Children orphaned by AIDS are just a fraction of the problem, as millions more have been made vulnerable. Behind the statistics are millions of stories of human suffering. The AIDS crisis has a catastrophic impact on households and communities – deepening poverty and exacerbating hardships. More than 95 percent of children affected by AIDS, including orphans, continue to live with their extended families. However, these families are increasingly overwhelmed by poverty and struggle to protect and raise the children in their care.
Despite progress in funding, preventing and treating AIDS, the world is ignoring the basic needs of millions of vulnerable children. Few resources are reaching the families and communities that provide the front-line response, even though they provide the vast majority of care and support to orphaned and vulnerable children. A generation will be lost if we do not take urgent measures to support the basic rights of children and the families and communities that care for them. We can fight AIDS if we organize a long-term response supported by a strong political will.
10 percent of all HIV/AIDS funding should be urgently directed to support AIDS orphans and vulnerable children.
Background on World Aids Orphans Day (WAOD)
- WAOD was initiated in 2002 by Albina du Boisrouvray, FXB founder and president emerita, to bring attention to the millions of children affected by AIDS.
- Every May 7, FXB organized a grassroots campaign to bring attention to the plight of children affected by AIDS and advocate on their behalf.
- FXB initiated a worldwide coalition of mayors who engage their constituencies to respect and lobby for the rights of the most vulnerable children. To date, over 800 mayors and elected officials from 41 countries have joined this coalition.

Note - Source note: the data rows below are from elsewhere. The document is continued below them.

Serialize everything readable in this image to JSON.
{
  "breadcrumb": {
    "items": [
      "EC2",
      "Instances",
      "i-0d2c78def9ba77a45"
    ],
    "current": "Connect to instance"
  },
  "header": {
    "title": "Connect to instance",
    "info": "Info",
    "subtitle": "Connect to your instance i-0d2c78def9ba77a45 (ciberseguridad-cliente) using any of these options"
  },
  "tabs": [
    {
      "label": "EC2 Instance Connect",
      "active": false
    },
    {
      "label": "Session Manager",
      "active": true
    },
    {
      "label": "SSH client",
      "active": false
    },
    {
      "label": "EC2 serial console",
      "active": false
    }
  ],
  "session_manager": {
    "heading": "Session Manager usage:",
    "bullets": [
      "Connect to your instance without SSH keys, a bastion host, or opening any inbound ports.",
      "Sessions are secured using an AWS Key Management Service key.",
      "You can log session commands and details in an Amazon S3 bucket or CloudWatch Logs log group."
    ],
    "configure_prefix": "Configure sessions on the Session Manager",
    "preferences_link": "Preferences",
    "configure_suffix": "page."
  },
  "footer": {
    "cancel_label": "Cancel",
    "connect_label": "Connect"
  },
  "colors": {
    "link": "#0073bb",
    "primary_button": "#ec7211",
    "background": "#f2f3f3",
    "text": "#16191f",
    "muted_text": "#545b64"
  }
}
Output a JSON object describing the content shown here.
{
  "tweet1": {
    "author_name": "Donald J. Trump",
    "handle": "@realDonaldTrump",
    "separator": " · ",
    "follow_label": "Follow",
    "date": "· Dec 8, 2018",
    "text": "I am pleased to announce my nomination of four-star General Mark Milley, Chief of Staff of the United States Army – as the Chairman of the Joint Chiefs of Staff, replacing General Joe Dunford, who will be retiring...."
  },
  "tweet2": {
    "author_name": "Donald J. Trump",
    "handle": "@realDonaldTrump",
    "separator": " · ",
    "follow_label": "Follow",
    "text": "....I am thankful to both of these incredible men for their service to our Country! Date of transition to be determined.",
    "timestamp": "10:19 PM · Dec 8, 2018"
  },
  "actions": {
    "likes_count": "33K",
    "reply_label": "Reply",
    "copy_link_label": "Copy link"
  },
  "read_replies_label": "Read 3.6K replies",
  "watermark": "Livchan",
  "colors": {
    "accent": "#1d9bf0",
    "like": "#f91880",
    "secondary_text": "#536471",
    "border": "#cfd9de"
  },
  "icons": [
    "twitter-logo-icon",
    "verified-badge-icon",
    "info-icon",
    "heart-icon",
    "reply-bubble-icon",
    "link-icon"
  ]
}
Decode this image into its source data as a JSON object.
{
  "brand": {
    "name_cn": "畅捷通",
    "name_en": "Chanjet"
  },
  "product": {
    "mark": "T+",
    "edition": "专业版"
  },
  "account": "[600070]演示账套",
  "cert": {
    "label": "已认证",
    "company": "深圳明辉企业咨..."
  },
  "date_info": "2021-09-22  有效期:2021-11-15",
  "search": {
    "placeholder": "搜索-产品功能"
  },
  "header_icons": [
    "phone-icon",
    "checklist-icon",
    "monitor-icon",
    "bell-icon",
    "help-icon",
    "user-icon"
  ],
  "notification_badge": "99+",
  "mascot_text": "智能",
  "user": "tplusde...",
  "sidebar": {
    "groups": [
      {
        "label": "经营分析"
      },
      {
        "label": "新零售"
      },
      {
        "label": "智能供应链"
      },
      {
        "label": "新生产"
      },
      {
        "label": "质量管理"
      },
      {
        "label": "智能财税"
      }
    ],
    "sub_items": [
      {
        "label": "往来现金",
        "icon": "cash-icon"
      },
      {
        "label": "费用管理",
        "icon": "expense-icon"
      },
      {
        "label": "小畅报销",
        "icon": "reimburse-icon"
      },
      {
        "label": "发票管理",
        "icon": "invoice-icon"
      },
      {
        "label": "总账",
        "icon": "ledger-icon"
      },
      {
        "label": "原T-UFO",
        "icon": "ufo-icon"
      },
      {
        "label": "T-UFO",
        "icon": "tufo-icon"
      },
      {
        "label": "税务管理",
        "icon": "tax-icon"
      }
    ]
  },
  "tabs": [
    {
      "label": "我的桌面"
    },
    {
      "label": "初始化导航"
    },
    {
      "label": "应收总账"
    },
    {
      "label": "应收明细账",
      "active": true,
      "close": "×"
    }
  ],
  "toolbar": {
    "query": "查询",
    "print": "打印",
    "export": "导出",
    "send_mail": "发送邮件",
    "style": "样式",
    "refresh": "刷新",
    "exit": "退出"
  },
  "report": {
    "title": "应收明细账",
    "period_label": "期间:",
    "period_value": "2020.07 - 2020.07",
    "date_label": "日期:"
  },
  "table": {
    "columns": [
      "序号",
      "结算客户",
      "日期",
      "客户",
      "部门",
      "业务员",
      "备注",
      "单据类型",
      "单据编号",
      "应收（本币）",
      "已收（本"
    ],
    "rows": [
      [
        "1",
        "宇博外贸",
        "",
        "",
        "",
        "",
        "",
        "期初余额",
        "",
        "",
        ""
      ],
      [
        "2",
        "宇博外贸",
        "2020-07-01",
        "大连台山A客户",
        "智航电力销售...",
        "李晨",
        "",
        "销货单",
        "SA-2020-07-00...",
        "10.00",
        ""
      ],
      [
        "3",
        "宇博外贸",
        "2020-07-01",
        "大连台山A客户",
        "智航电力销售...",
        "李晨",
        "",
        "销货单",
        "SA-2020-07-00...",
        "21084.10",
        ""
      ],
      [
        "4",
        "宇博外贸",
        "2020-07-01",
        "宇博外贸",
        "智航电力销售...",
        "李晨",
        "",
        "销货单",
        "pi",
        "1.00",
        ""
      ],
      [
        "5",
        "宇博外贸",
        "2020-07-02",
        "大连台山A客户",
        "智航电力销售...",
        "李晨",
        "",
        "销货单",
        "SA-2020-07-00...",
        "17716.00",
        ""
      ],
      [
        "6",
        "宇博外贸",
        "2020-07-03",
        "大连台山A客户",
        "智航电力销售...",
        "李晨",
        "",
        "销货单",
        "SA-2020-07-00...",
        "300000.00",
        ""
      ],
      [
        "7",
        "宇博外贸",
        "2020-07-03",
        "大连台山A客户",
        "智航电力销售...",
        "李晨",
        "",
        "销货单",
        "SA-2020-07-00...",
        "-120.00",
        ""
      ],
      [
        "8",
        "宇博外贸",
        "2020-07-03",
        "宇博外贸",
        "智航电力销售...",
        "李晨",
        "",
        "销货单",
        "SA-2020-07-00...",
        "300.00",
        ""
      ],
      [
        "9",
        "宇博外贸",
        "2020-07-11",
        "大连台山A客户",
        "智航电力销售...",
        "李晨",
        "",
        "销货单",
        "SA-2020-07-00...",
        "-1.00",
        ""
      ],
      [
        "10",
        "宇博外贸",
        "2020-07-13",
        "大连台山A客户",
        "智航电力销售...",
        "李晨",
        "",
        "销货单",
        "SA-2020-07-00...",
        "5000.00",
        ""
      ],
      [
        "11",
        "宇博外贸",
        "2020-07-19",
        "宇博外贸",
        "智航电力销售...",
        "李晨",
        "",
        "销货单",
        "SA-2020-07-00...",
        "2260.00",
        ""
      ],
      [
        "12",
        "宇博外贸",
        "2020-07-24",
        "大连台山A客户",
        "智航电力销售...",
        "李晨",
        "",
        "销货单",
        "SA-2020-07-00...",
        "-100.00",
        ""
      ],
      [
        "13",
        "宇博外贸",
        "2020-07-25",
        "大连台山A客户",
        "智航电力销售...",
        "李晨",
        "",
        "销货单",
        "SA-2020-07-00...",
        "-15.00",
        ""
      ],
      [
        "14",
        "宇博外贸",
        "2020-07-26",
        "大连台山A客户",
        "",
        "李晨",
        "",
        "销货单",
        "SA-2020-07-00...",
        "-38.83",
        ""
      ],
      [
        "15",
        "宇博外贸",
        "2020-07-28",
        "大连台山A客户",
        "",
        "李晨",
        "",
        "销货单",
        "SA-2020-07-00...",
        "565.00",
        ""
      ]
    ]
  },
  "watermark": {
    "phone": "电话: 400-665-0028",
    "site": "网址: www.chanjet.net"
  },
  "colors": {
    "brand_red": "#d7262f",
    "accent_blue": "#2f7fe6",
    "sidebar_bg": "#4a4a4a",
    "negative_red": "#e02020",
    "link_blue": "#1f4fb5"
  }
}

- WAOD advocates ask their home governments to direct at least 10 percent of all HIV/AIDS funding to support orphans and children made vulnerable by the pandemic.